About this task:
Each line of the material below that holds the word "Vade" needs to be copied.
=-=-=-=-=
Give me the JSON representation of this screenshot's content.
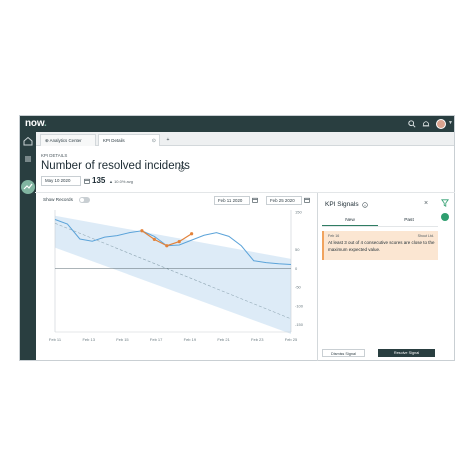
{
  "app": {
    "logo": "now",
    "logo_dot": "."
  },
  "tabs": [
    {
      "label": "Analytics Center"
    },
    {
      "label": "KPI Details"
    }
  ],
  "tab_add": "+",
  "header": {
    "kpi_label": "KPI DETAILS",
    "title": "Number of resolved incidents",
    "date": "May 10 2020",
    "value": "135",
    "delta": "▲ 10.0% avg"
  },
  "chart_controls": {
    "show_records": "Show Records",
    "start_date": "Feb 11 2020",
    "end_date": "Feb 25 2020"
  },
  "chart_data": {
    "type": "line",
    "x": [
      "Feb 11",
      "Feb 13",
      "Feb 15",
      "Feb 17",
      "Feb 19",
      "Feb 21",
      "Feb 23",
      "Feb 25"
    ],
    "y_ticks": [
      "150",
      "50",
      "0",
      "-50",
      "-100",
      "-150"
    ],
    "ylim": [
      -170,
      150
    ],
    "series": [
      {
        "values": [
          130,
          118,
          78,
          72,
          83,
          87,
          95,
          100,
          85,
          60,
          62,
          75,
          88,
          95,
          85,
          60,
          20,
          15,
          12,
          10
        ]
      },
      {
        "values": [
          100,
          77,
          60,
          71,
          92
        ]
      }
    ],
    "highlight_range": [
      7,
      11
    ],
    "band_upper": [
      140,
      25
    ],
    "band_lower": [
      55,
      -175
    ],
    "trend": [
      120,
      -135
    ],
    "colors": {
      "line": "#5ba3d9",
      "signal": "#e3823a",
      "band": "#d4e6f5",
      "trend": "#8fa6b3"
    }
  },
  "signals": {
    "title": "KPI Signals",
    "close": "×",
    "tabs": [
      "New",
      "Past"
    ],
    "card": {
      "date": "Feb 16",
      "tag": "Shout Ltd.",
      "text": "At least 3 out of 4 consecutive scores are close to the maximum expected value."
    },
    "secondary_button": "Dismiss Signal",
    "primary_button": "Resolve Signal"
  }
}
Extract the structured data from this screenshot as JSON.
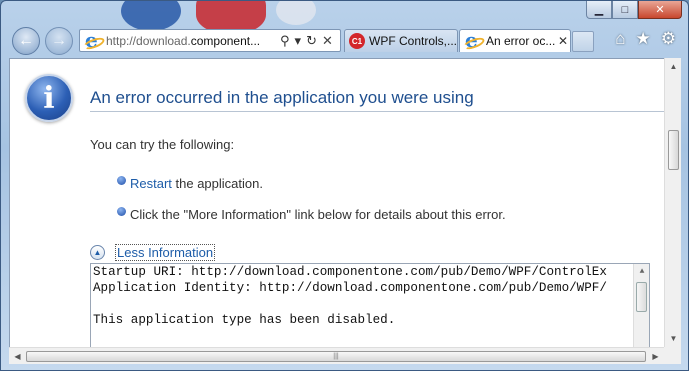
{
  "window": {
    "caption": {
      "minimize": "▁",
      "maximize": "□",
      "close": "✕"
    }
  },
  "navigation": {
    "back_icon": "back-arrow-icon",
    "forward_icon": "forward-arrow-icon",
    "address": {
      "url_prefix": "http://download.",
      "url_domain": "component...",
      "url_full": "http://download.componentone.com/pub/Demo/WPF/ControlExplorer"
    },
    "search_glyph": "⚲",
    "dropdown_glyph": "▾",
    "refresh_glyph": "↻",
    "stop_glyph": "✕"
  },
  "tabs": [
    {
      "label": "WPF Controls,...",
      "icon": "componentone-icon",
      "active": false
    },
    {
      "label": "An error oc...",
      "icon": "ie-icon",
      "active": true,
      "close": "✕"
    }
  ],
  "toolbar": {
    "home": "⌂",
    "favorites": "★",
    "tools": "⚙"
  },
  "page": {
    "title": "An error occurred in the application you were using",
    "subtitle": "You can try the following:",
    "restart_link": "Restart",
    "restart_text": " the application.",
    "more_info_text": "Click the \"More Information\" link below for details about this error.",
    "less_info_label": "Less Information",
    "details_text": "Startup URI: http://download.componentone.com/pub/Demo/WPF/ControlEx\nApplication Identity: http://download.componentone.com/pub/Demo/WPF/\n\nThis application type has been disabled."
  },
  "colors": {
    "title": "#1f4f8f",
    "link": "#1d5ca8",
    "close_button": "#c8472e"
  }
}
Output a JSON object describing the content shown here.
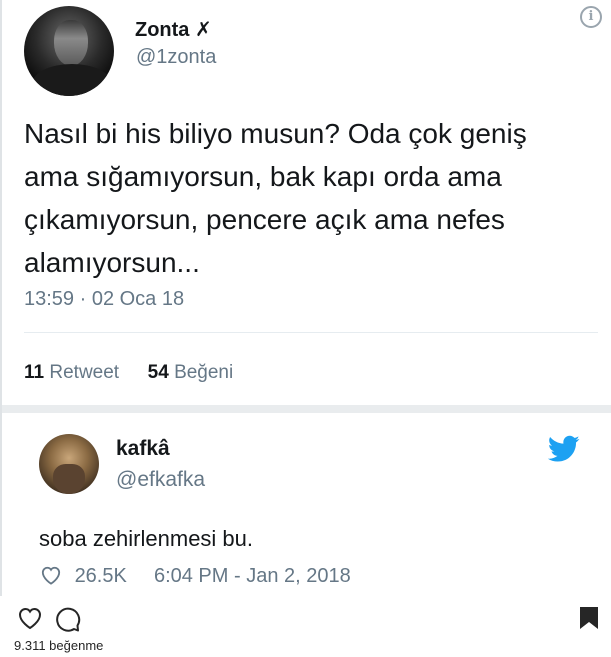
{
  "tweet1": {
    "display_name": "Zonta",
    "name_mark": "✗",
    "handle": "@1zonta",
    "text": "Nasıl bi his biliyo musun? Oda çok geniş ama sığamıyorsun, bak kapı orda ama çıkamıyorsun, pencere açık ama nefes alamıyorsun...",
    "timestamp": "13:59 · 02 Oca 18",
    "retweet_count": "11",
    "retweet_label": "Retweet",
    "like_count": "54",
    "like_label": "Beğeni",
    "info_icon": "info-icon"
  },
  "tweet2": {
    "display_name": "kafkâ",
    "handle": "@efkafka",
    "text": "soba zehirlenmesi bu.",
    "like_count": "26.5K",
    "timestamp": "6:04 PM - Jan 2, 2018",
    "icons": [
      "twitter-bird-icon",
      "heart-outline-icon"
    ]
  },
  "instagram": {
    "likes_text": "9.311 beğenme",
    "icons": [
      "heart-icon",
      "comment-icon",
      "bookmark-icon"
    ]
  },
  "colors": {
    "twitter_blue": "#1da1f2",
    "muted_text": "#657786",
    "primary_text": "#14171a"
  }
}
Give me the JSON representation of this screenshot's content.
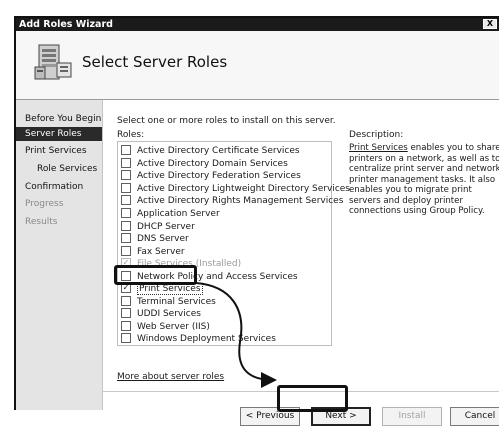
{
  "window": {
    "title": "Add Roles Wizard",
    "close_glyph": "X"
  },
  "header": {
    "title": "Select Server Roles",
    "icon": "server-roles-icon"
  },
  "nav": {
    "items": [
      {
        "label": "Before You Begin",
        "state": "normal"
      },
      {
        "label": "Server Roles",
        "state": "active"
      },
      {
        "label": "Print Services",
        "state": "normal"
      },
      {
        "label": "Role Services",
        "state": "normal",
        "indent": true
      },
      {
        "label": "Confirmation",
        "state": "normal"
      },
      {
        "label": "Progress",
        "state": "disabled"
      },
      {
        "label": "Results",
        "state": "disabled"
      }
    ]
  },
  "main": {
    "instructions": "Select one or more roles to install on this server.",
    "roles_label": "Roles:",
    "roles": [
      {
        "label": "Active Directory Certificate Services",
        "checked": false
      },
      {
        "label": "Active Directory Domain Services",
        "checked": false
      },
      {
        "label": "Active Directory Federation Services",
        "checked": false
      },
      {
        "label": "Active Directory Lightweight Directory Services",
        "checked": false
      },
      {
        "label": "Active Directory Rights Management Services",
        "checked": false
      },
      {
        "label": "Application Server",
        "checked": false
      },
      {
        "label": "DHCP Server",
        "checked": false
      },
      {
        "label": "DNS Server",
        "checked": false
      },
      {
        "label": "Fax Server",
        "checked": false
      },
      {
        "label": "File Services  (Installed)",
        "checked": true,
        "disabled": true
      },
      {
        "label": "Network Policy and Access Services",
        "checked": false
      },
      {
        "label": "Print Services",
        "checked": true,
        "selected": true
      },
      {
        "label": "Terminal Services",
        "checked": false
      },
      {
        "label": "UDDI Services",
        "checked": false
      },
      {
        "label": "Web Server (IIS)",
        "checked": false
      },
      {
        "label": "Windows Deployment Services",
        "checked": false
      }
    ],
    "more_link": "More about server roles",
    "description_title": "Description:",
    "description_link": "Print Services",
    "description_text": " enables you to share printers on a network, as well as to centralize print server and network printer management tasks. It also enables you to migrate print servers and deploy printer connections using Group Policy."
  },
  "footer": {
    "previous_label": "< Previous",
    "next_label": "Next >",
    "install_label": "Install",
    "cancel_label": "Cancel"
  }
}
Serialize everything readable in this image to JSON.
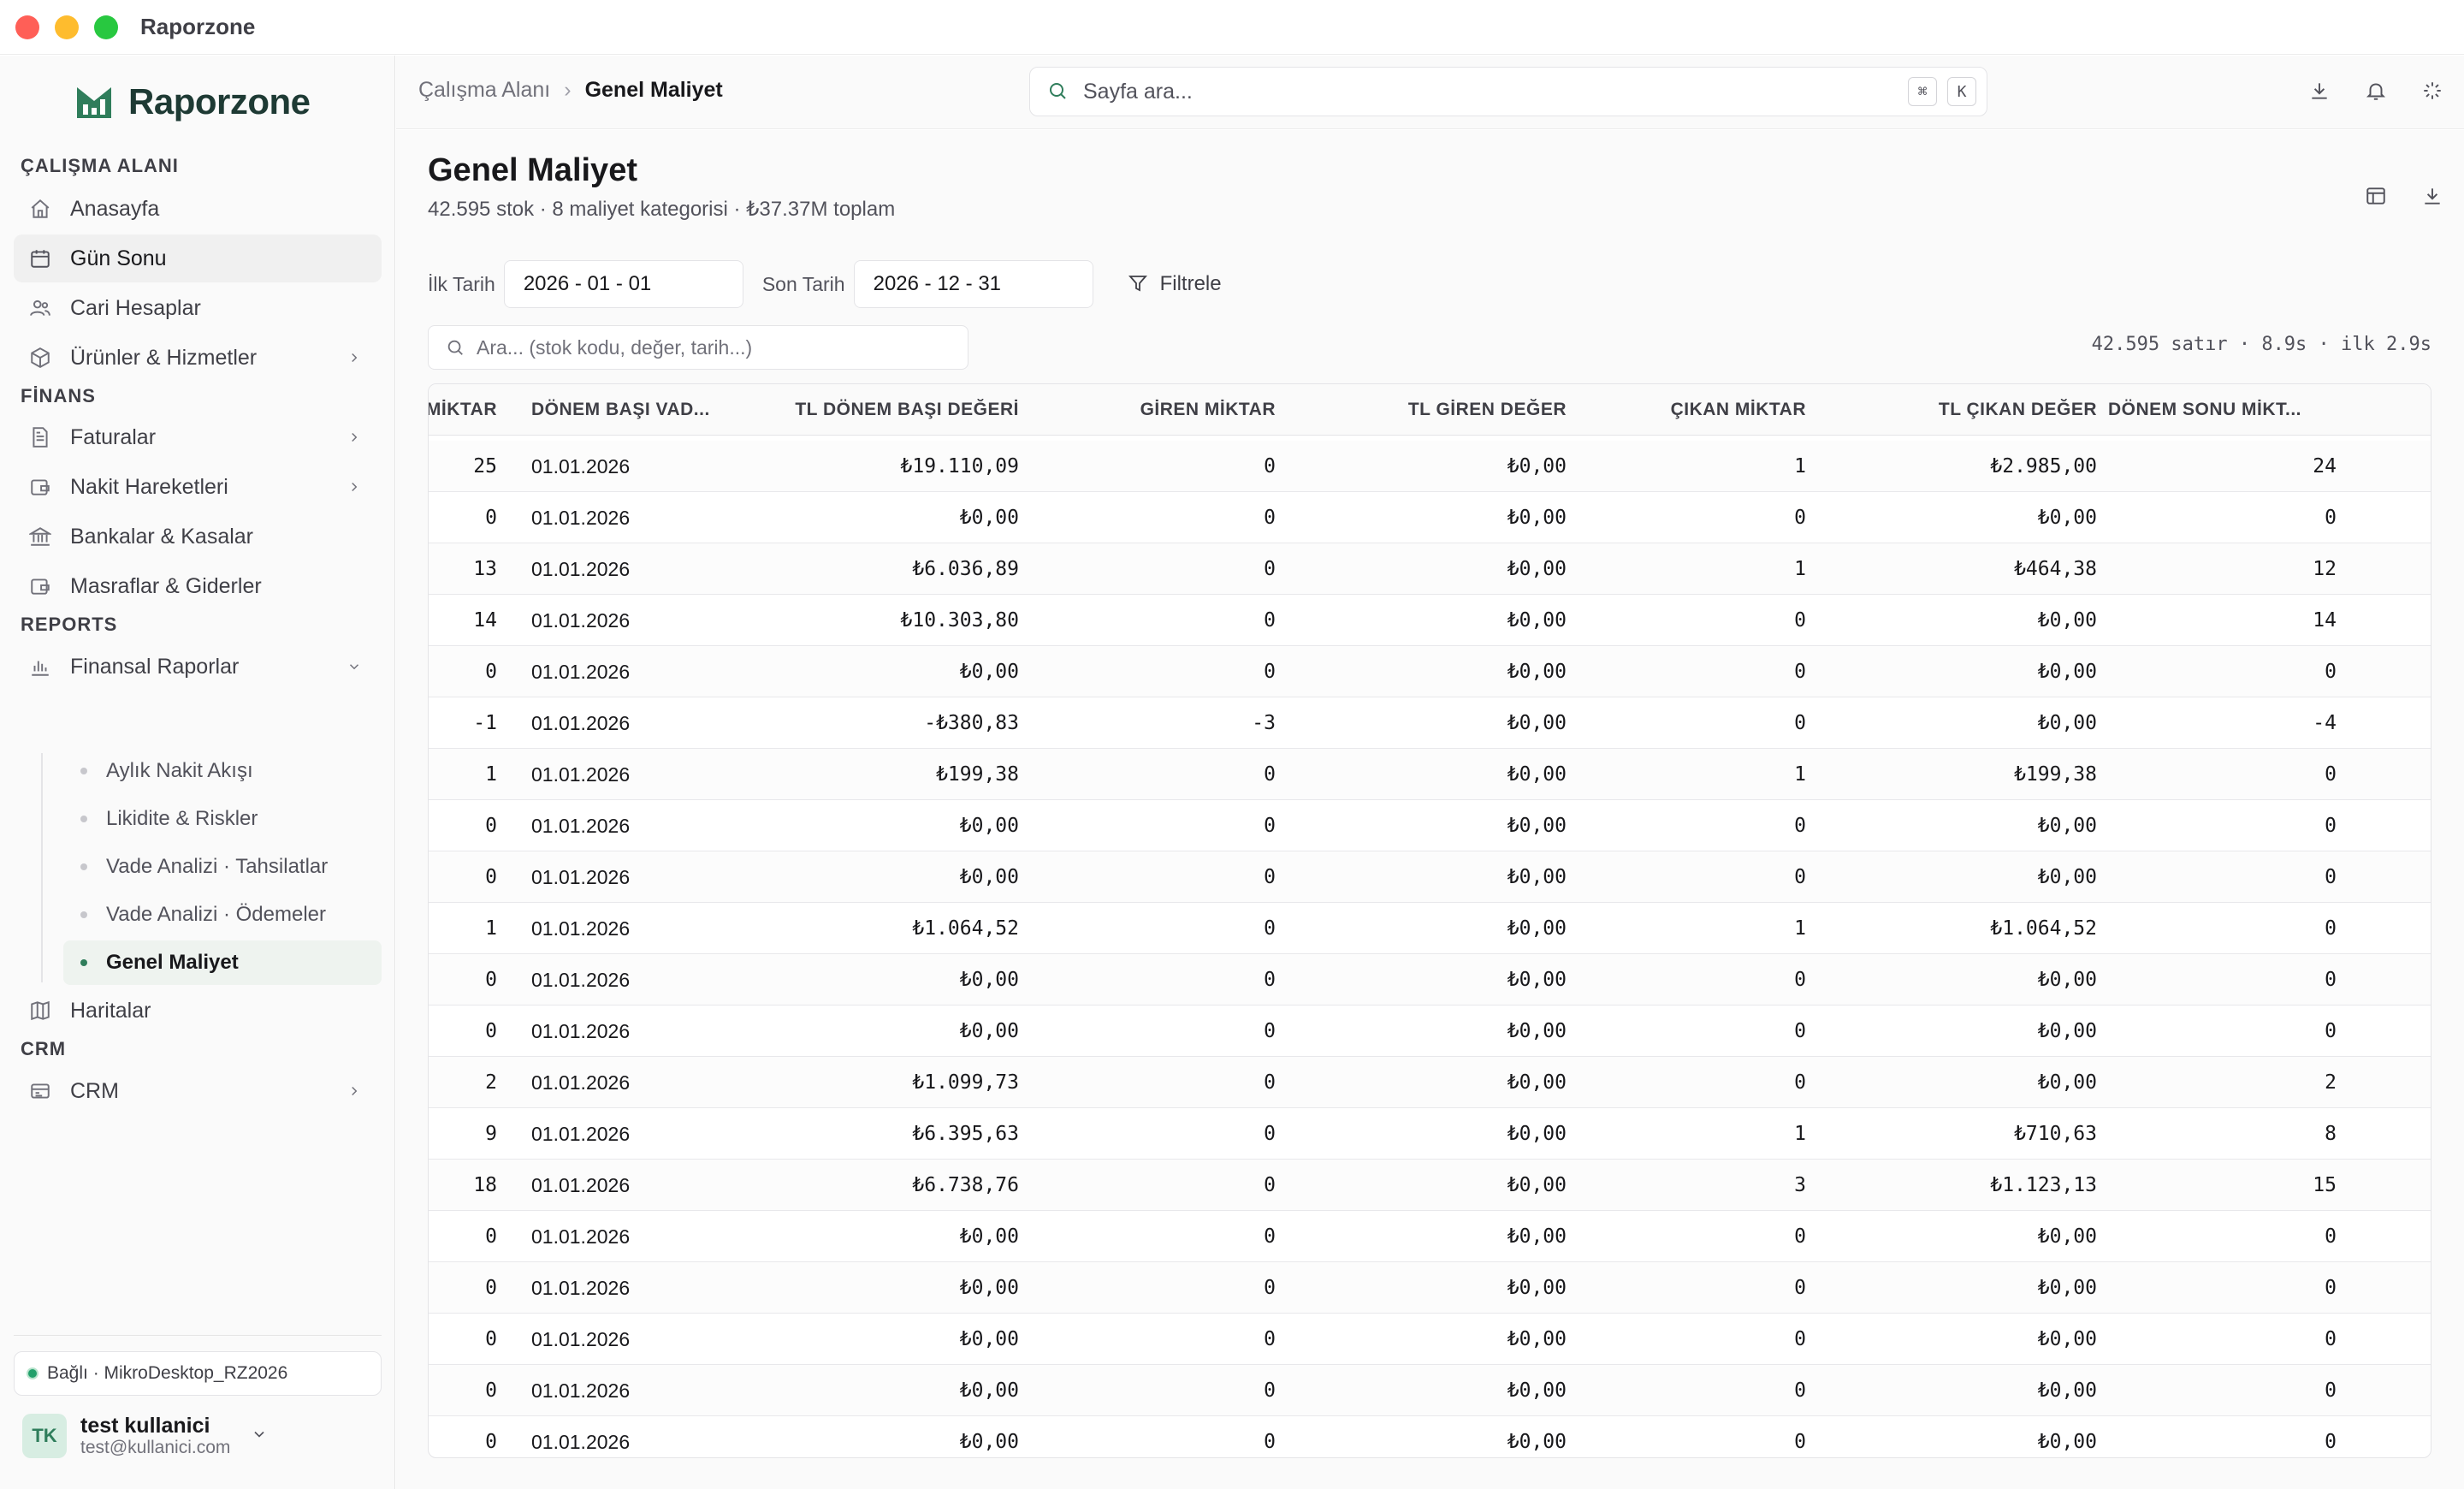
{
  "app": {
    "title": "Raporzone",
    "logo_text": "Raporzone"
  },
  "sidebar": {
    "sections": {
      "workspace": "ÇALIŞMA ALANI",
      "finance": "FİNANS",
      "reports": "REPORTS",
      "crm": "CRM"
    },
    "items": {
      "home": "Anasayfa",
      "day_end": "Gün Sonu",
      "accounts": "Cari Hesaplar",
      "products": "Ürünler & Hizmetler",
      "invoices": "Faturalar",
      "cash": "Nakit Hareketleri",
      "banks": "Bankalar & Kasalar",
      "expenses": "Masraflar & Giderler",
      "fin_reports": "Finansal Raporlar",
      "maps": "Haritalar",
      "crm": "CRM"
    },
    "sub_items": [
      "Aylık Nakit Akışı",
      "Likidite & Riskler",
      "Vade Analizi · Tahsilatlar",
      "Vade Analizi · Ödemeler",
      "Genel Maliyet"
    ],
    "connection": "Bağlı · MikroDesktop_RZ2026",
    "user": {
      "initials": "TK",
      "name": "test kullanici",
      "email": "test@kullanici.com"
    }
  },
  "topbar": {
    "breadcrumb_root": "Çalışma Alanı",
    "breadcrumb_sep": "›",
    "breadcrumb_current": "Genel Maliyet",
    "search_placeholder": "Sayfa ara...",
    "kbd_1": "⌘",
    "kbd_2": "K"
  },
  "page": {
    "title": "Genel Maliyet",
    "subtitle": "42.595 stok · 8 maliyet kategorisi · ₺37.37M toplam",
    "filters": {
      "start_label": "İlk Tarih",
      "start_value": "2026 - 01 - 01",
      "end_label": "Son Tarih",
      "end_value": "2026 - 12 - 31",
      "filter_button": "Filtrele"
    },
    "table_search_placeholder": "Ara... (stok kodu, değer, tarih...)",
    "stats": "42.595 satır · 8.9s · ilk 2.9s"
  },
  "table": {
    "columns": [
      "MİKTAR",
      "DÖNEM BAŞI VAD...",
      "TL DÖNEM BAŞI DEĞERİ",
      "GİREN MİKTAR",
      "TL GİREN DEĞER",
      "ÇIKAN MİKTAR",
      "TL ÇIKAN DEĞER",
      "DÖNEM SONU MİKT..."
    ],
    "rows": [
      [
        "25",
        "01.01.2026",
        "₺19.110,09",
        "0",
        "₺0,00",
        "1",
        "₺2.985,00",
        "24"
      ],
      [
        "0",
        "01.01.2026",
        "₺0,00",
        "0",
        "₺0,00",
        "0",
        "₺0,00",
        "0"
      ],
      [
        "13",
        "01.01.2026",
        "₺6.036,89",
        "0",
        "₺0,00",
        "1",
        "₺464,38",
        "12"
      ],
      [
        "14",
        "01.01.2026",
        "₺10.303,80",
        "0",
        "₺0,00",
        "0",
        "₺0,00",
        "14"
      ],
      [
        "0",
        "01.01.2026",
        "₺0,00",
        "0",
        "₺0,00",
        "0",
        "₺0,00",
        "0"
      ],
      [
        "-1",
        "01.01.2026",
        "-₺380,83",
        "-3",
        "₺0,00",
        "0",
        "₺0,00",
        "-4"
      ],
      [
        "1",
        "01.01.2026",
        "₺199,38",
        "0",
        "₺0,00",
        "1",
        "₺199,38",
        "0"
      ],
      [
        "0",
        "01.01.2026",
        "₺0,00",
        "0",
        "₺0,00",
        "0",
        "₺0,00",
        "0"
      ],
      [
        "0",
        "01.01.2026",
        "₺0,00",
        "0",
        "₺0,00",
        "0",
        "₺0,00",
        "0"
      ],
      [
        "1",
        "01.01.2026",
        "₺1.064,52",
        "0",
        "₺0,00",
        "1",
        "₺1.064,52",
        "0"
      ],
      [
        "0",
        "01.01.2026",
        "₺0,00",
        "0",
        "₺0,00",
        "0",
        "₺0,00",
        "0"
      ],
      [
        "0",
        "01.01.2026",
        "₺0,00",
        "0",
        "₺0,00",
        "0",
        "₺0,00",
        "0"
      ],
      [
        "2",
        "01.01.2026",
        "₺1.099,73",
        "0",
        "₺0,00",
        "0",
        "₺0,00",
        "2"
      ],
      [
        "9",
        "01.01.2026",
        "₺6.395,63",
        "0",
        "₺0,00",
        "1",
        "₺710,63",
        "8"
      ],
      [
        "18",
        "01.01.2026",
        "₺6.738,76",
        "0",
        "₺0,00",
        "3",
        "₺1.123,13",
        "15"
      ],
      [
        "0",
        "01.01.2026",
        "₺0,00",
        "0",
        "₺0,00",
        "0",
        "₺0,00",
        "0"
      ],
      [
        "0",
        "01.01.2026",
        "₺0,00",
        "0",
        "₺0,00",
        "0",
        "₺0,00",
        "0"
      ],
      [
        "0",
        "01.01.2026",
        "₺0,00",
        "0",
        "₺0,00",
        "0",
        "₺0,00",
        "0"
      ],
      [
        "0",
        "01.01.2026",
        "₺0,00",
        "0",
        "₺0,00",
        "0",
        "₺0,00",
        "0"
      ],
      [
        "0",
        "01.01.2026",
        "₺0,00",
        "0",
        "₺0,00",
        "0",
        "₺0,00",
        "0"
      ]
    ]
  },
  "colors": {
    "accent": "#2f7d5b",
    "traffic_red": "#ff5f57",
    "traffic_yellow": "#febc2e",
    "traffic_green": "#28c840"
  }
}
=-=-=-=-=
Exercise solution:
      "Vade Analizi · Tahsilatlar",
      "Vade Analizi · Ödemeler",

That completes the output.